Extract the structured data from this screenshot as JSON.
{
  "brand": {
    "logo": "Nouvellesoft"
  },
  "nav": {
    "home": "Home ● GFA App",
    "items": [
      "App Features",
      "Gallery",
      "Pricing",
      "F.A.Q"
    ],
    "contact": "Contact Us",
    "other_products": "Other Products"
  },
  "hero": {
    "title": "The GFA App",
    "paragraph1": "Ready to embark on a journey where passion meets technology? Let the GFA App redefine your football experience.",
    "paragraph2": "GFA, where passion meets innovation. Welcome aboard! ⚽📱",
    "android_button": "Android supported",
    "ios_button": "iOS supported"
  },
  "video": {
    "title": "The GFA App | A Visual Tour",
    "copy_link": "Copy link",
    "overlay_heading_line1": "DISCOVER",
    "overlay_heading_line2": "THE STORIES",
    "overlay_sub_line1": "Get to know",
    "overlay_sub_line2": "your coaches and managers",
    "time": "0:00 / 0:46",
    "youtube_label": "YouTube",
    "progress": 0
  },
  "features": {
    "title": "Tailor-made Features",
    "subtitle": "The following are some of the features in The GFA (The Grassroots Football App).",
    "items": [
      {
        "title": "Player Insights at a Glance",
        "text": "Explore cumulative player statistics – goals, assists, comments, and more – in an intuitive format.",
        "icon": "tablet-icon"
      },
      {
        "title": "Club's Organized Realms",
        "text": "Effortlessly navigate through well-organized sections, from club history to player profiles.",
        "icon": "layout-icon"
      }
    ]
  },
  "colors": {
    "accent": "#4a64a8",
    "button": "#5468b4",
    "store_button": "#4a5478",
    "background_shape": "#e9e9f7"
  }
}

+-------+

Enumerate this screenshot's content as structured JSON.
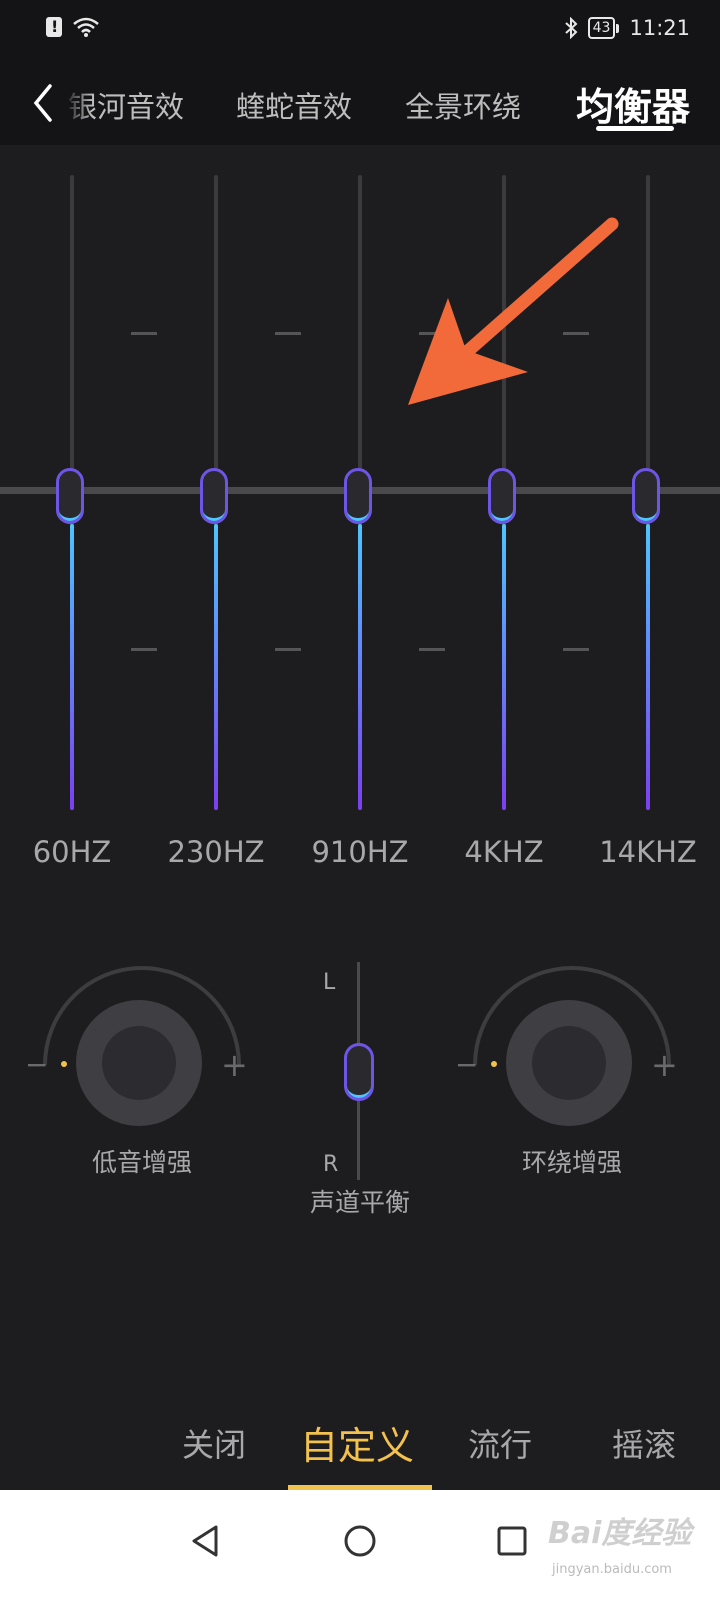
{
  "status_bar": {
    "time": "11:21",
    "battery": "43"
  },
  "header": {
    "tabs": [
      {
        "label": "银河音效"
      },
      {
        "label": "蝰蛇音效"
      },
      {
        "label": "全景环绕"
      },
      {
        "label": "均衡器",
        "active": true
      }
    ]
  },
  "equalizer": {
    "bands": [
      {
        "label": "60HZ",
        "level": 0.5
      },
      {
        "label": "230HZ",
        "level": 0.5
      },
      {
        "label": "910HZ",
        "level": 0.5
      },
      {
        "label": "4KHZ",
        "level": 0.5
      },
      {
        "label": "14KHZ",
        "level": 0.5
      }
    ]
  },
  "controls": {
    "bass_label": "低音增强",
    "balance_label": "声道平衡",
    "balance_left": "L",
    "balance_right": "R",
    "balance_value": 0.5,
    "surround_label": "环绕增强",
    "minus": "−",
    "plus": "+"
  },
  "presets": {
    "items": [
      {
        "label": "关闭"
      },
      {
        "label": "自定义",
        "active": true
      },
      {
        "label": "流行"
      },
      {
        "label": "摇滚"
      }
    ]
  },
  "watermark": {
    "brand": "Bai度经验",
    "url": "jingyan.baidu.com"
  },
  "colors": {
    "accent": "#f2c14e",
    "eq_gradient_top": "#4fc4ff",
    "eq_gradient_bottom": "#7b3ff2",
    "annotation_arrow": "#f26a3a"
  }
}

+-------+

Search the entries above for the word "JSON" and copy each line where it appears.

Problem solution:
Extract the structured data from this screenshot as JSON.
Enumerate this screenshot's content as structured JSON.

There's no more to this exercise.